Mayor of Bikini asks all to warn of nukes

by Junko Horiuchi

Kyodo News

The mayor of Bikini Atoll, the site of a U.S. hydrogen bomb test in 1954, called on people throughout Japan, including in Hiroshima and Nagasaki, to work together in keeping alive the memory of the horrors of nuclear weapons.

“This is the saddest event in the history of mankind and that’s why we need to be closer to make sure what happened doesn’t happen again,” Alson Kelen said in a recent interview in Tokyo.

“We feel that Hiroshima, Nagasaki and Kili Island are from the same history,” Kelen said, referring to the island in the Marshall Island chain where many descendants of former Bikini Atoll residents live.

“I want the world to not forget what happened and I want the world to make sure that this does not happen again,” said Kelen, who came to Japan for the first time to attend an event in Yaizu, Shizuoka Prefecture, on Tuesday to commemorate the 57th anniversary of the March 1, 1954, Bikini test.

The radiation from the Bikini test affected 23 crew members of the tuna boat Fukuryu Maru (Lucky Dragon) No. 5 from Yaizu, which happened to be nearby.

Kelen said the U.S. bomb tests have affected not only former Bikini islanders suffering from radiation-induced illnesses, such as thyroid cancer, but many on Kili Island who suffer from malnutrition and diabetes.

The island is not suitable for farming and the islanders cannot help eating canned food, Kelen said, even describing the situation as “a jail.”

Between 1946 and 1954, the United States conducted 76 nuclear tests in the Marshall Islands and 23 took place at Bikini Atoll.

Prior to the first test, 167 people living on the atoll were told to leave their islands.

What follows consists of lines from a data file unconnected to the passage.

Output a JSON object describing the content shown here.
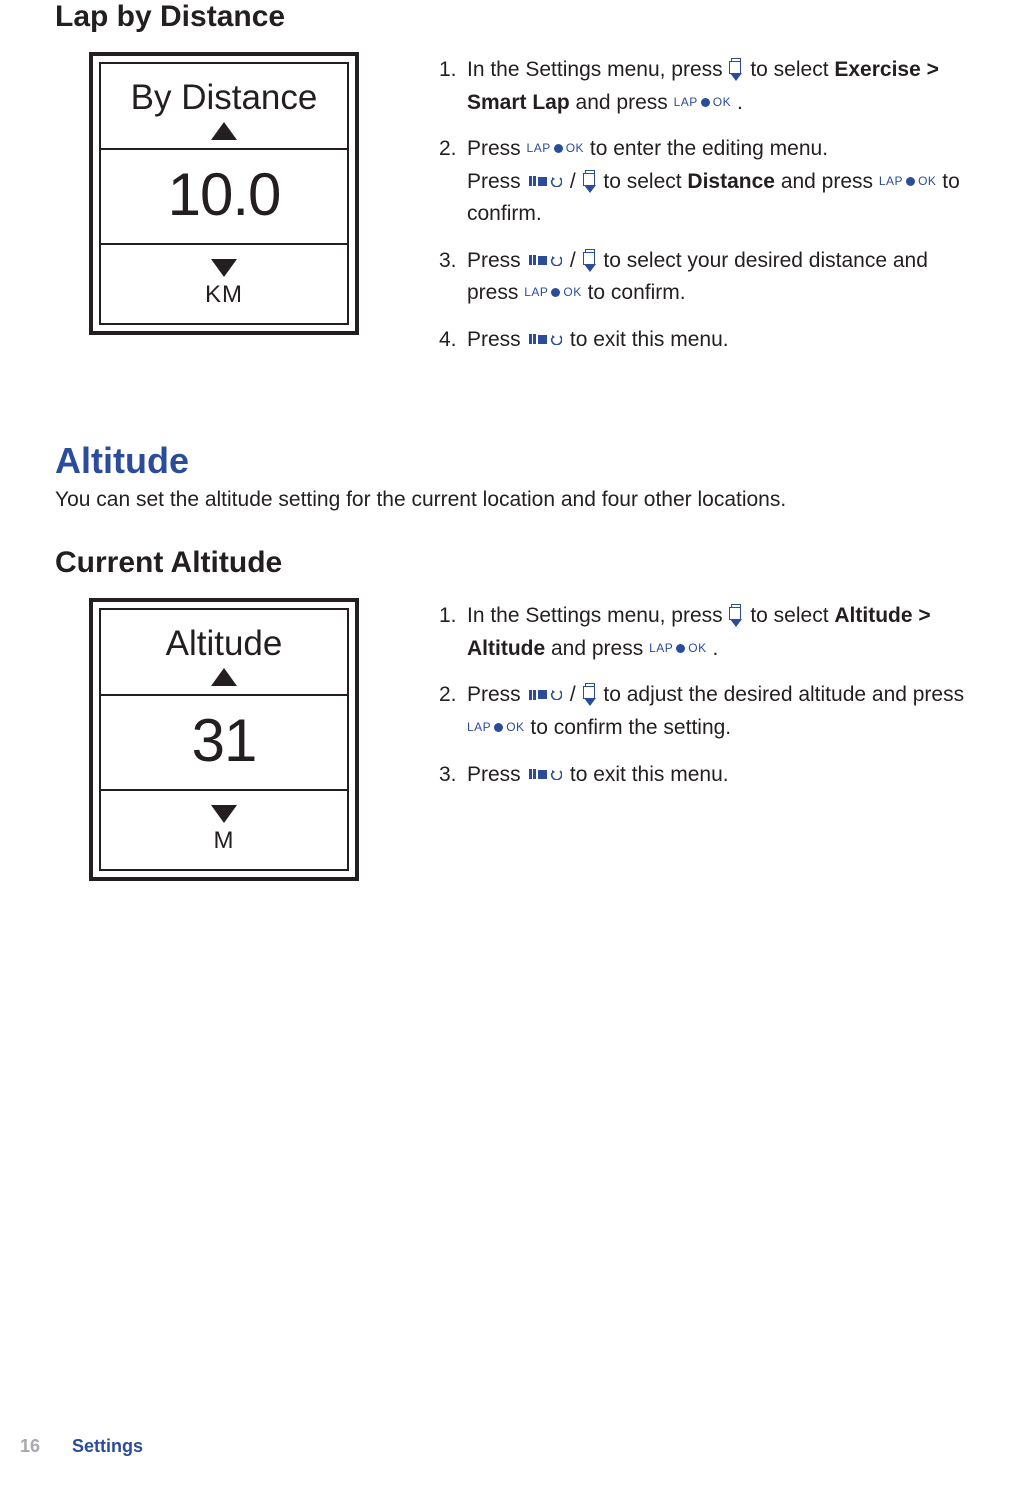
{
  "sections": {
    "lap_by_distance": {
      "heading": "Lap by Distance",
      "device": {
        "title": "By Distance",
        "value": "10.0",
        "unit": "KM"
      },
      "steps": [
        {
          "n": "1.",
          "pre": "In the Settings menu, press ",
          "icon1": "page-down",
          "mid1": " to select ",
          "bold1": "Exercise > Smart Lap",
          "mid2": " and press ",
          "icon2": "lap-ok",
          "tail": " ."
        },
        {
          "n": "2.",
          "pre": "Press ",
          "icon1": "lap-ok",
          "mid1": " to enter the editing menu.",
          "line2_pre": "Press ",
          "line2_iconA": "back",
          "line2_slash": " / ",
          "line2_iconB": "page-down",
          "line2_mid": " to  select ",
          "line2_bold": "Distance",
          "line2_mid2": " and press ",
          "line2_iconC": "lap-ok",
          "line2_tail": " to confirm."
        },
        {
          "n": "3.",
          "pre": "Press ",
          "iconA": "back",
          "slash": " / ",
          "iconB": "page-down",
          "mid1": " to select your desired distance and press ",
          "iconC": "lap-ok",
          "tail": " to confirm."
        },
        {
          "n": "4.",
          "pre": "Press ",
          "icon1": "back",
          "tail": " to exit this menu."
        }
      ]
    },
    "altitude": {
      "heading": "Altitude",
      "intro": "You can set the altitude setting for the current location and four other locations.",
      "sub_heading": "Current Altitude",
      "device": {
        "title": "Altitude",
        "value": "31",
        "unit": "M"
      },
      "steps": [
        {
          "n": "1.",
          "pre": "In the Settings menu, press ",
          "icon1": "page-down",
          "mid1": " to select ",
          "bold1": "Altitude > Altitude",
          "mid2": " and press ",
          "icon2": "lap-ok",
          "tail": "  ."
        },
        {
          "n": "2.",
          "pre": "Press ",
          "iconA": "back",
          "slash": " / ",
          "iconB": "page-down",
          "mid1": " to adjust the desired altitude and press ",
          "iconC": "lap-ok",
          "tail": " to confirm the setting."
        },
        {
          "n": "3.",
          "pre": "Press ",
          "icon1": "back",
          "tail": " to exit this menu."
        }
      ]
    }
  },
  "icons": {
    "lap_label": "LAP",
    "ok_label": "OK"
  },
  "footer": {
    "page": "16",
    "chapter": "Settings"
  }
}
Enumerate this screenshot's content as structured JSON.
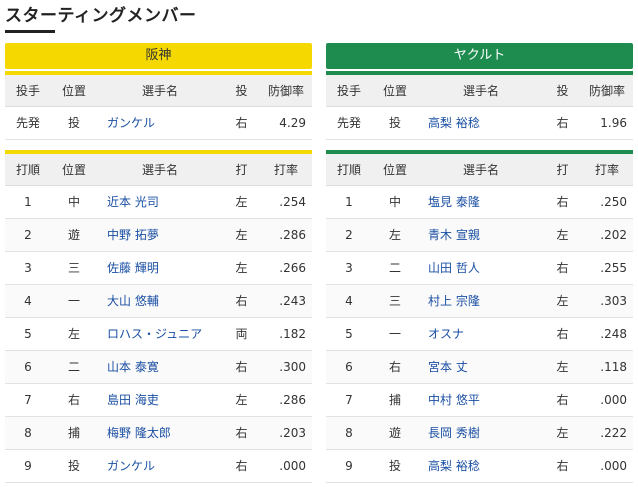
{
  "page": {
    "title": "スターティングメンバー"
  },
  "teams": {
    "left": {
      "name": "阪神",
      "pitcher_headers": [
        "投手",
        "位置",
        "選手名",
        "投",
        "防御率"
      ],
      "pitcher": {
        "role": "先発",
        "pos": "投",
        "name": "ガンケル",
        "hand": "右",
        "era": "4.29"
      },
      "batting_headers": [
        "打順",
        "位置",
        "選手名",
        "打",
        "打率"
      ],
      "lineup": [
        {
          "order": "1",
          "pos": "中",
          "name": "近本 光司",
          "bat": "左",
          "avg": ".254"
        },
        {
          "order": "2",
          "pos": "遊",
          "name": "中野 拓夢",
          "bat": "左",
          "avg": ".286"
        },
        {
          "order": "3",
          "pos": "三",
          "name": "佐藤 輝明",
          "bat": "左",
          "avg": ".266"
        },
        {
          "order": "4",
          "pos": "一",
          "name": "大山 悠輔",
          "bat": "右",
          "avg": ".243"
        },
        {
          "order": "5",
          "pos": "左",
          "name": "ロハス・ジュニア",
          "bat": "両",
          "avg": ".182"
        },
        {
          "order": "6",
          "pos": "二",
          "name": "山本 泰寛",
          "bat": "右",
          "avg": ".300"
        },
        {
          "order": "7",
          "pos": "右",
          "name": "島田 海吏",
          "bat": "左",
          "avg": ".286"
        },
        {
          "order": "8",
          "pos": "捕",
          "name": "梅野 隆太郎",
          "bat": "右",
          "avg": ".203"
        },
        {
          "order": "9",
          "pos": "投",
          "name": "ガンケル",
          "bat": "右",
          "avg": ".000"
        }
      ]
    },
    "right": {
      "name": "ヤクルト",
      "pitcher_headers": [
        "投手",
        "位置",
        "選手名",
        "投",
        "防御率"
      ],
      "pitcher": {
        "role": "先発",
        "pos": "投",
        "name": "高梨 裕稔",
        "hand": "右",
        "era": "1.96"
      },
      "batting_headers": [
        "打順",
        "位置",
        "選手名",
        "打",
        "打率"
      ],
      "lineup": [
        {
          "order": "1",
          "pos": "中",
          "name": "塩見 泰隆",
          "bat": "右",
          "avg": ".250"
        },
        {
          "order": "2",
          "pos": "左",
          "name": "青木 宣親",
          "bat": "左",
          "avg": ".202"
        },
        {
          "order": "3",
          "pos": "二",
          "name": "山田 哲人",
          "bat": "右",
          "avg": ".255"
        },
        {
          "order": "4",
          "pos": "三",
          "name": "村上 宗隆",
          "bat": "左",
          "avg": ".303"
        },
        {
          "order": "5",
          "pos": "一",
          "name": "オスナ",
          "bat": "右",
          "avg": ".248"
        },
        {
          "order": "6",
          "pos": "右",
          "name": "宮本 丈",
          "bat": "左",
          "avg": ".118"
        },
        {
          "order": "7",
          "pos": "捕",
          "name": "中村 悠平",
          "bat": "右",
          "avg": ".000"
        },
        {
          "order": "8",
          "pos": "遊",
          "name": "長岡 秀樹",
          "bat": "左",
          "avg": ".222"
        },
        {
          "order": "9",
          "pos": "投",
          "name": "高梨 裕稔",
          "bat": "右",
          "avg": ".000"
        }
      ]
    }
  },
  "colors": {
    "hanshin": "#f4d800",
    "yakult": "#1e8c4e",
    "player_link": "#1a4fa3"
  }
}
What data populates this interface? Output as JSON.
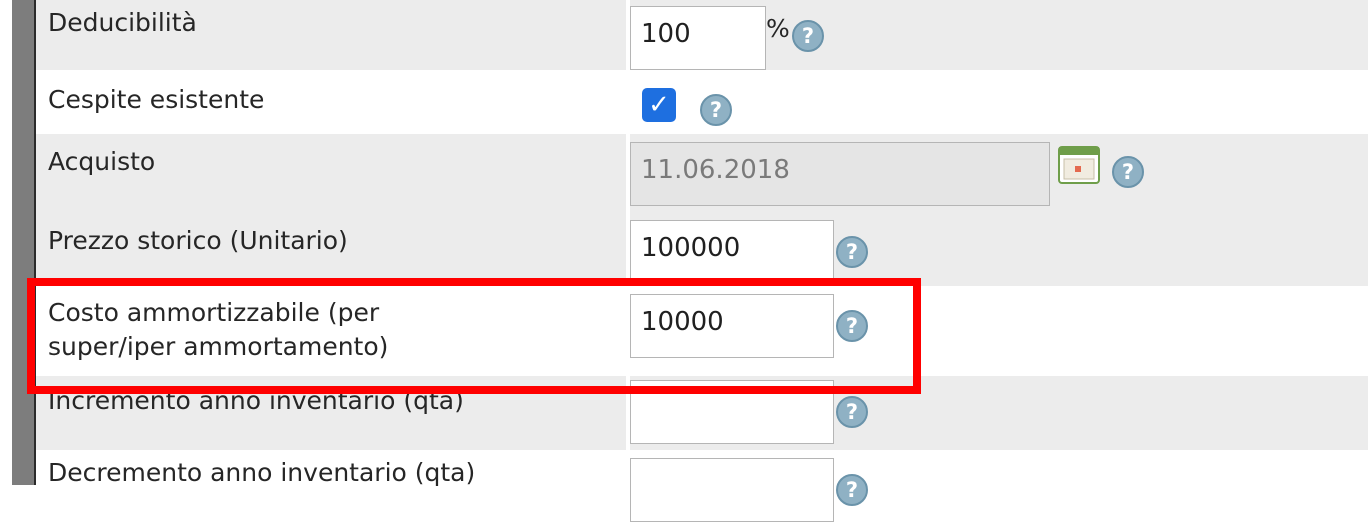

Their descendants are estimated to number around 4,500 but none can live permanently on Bikini Atoll as the area is still heavily contaminated with radioactive materials from the nuclear tests.

Kelen, 42, who became mayor in May 2009, pledged to work to help those of Bikini background to maintain their identity and pass on the tradition of the Marshall Islands to younger generations.

“They (the descendants) only heard that they are from Bikini, have heard that there’s Bikini out there but all they know about Bikini that there was a bomb, a nuclear testing there . . . it’s sad,” Kelen said.

Kelen, also a member of a nongovernmental organization aiming to preserve the tradition of the Marshall Islands, said he hopes that the listing last year of Bikini Atoll as a World Heritage site will help people of Bikini background who have never lived there to understand its culture and tradition.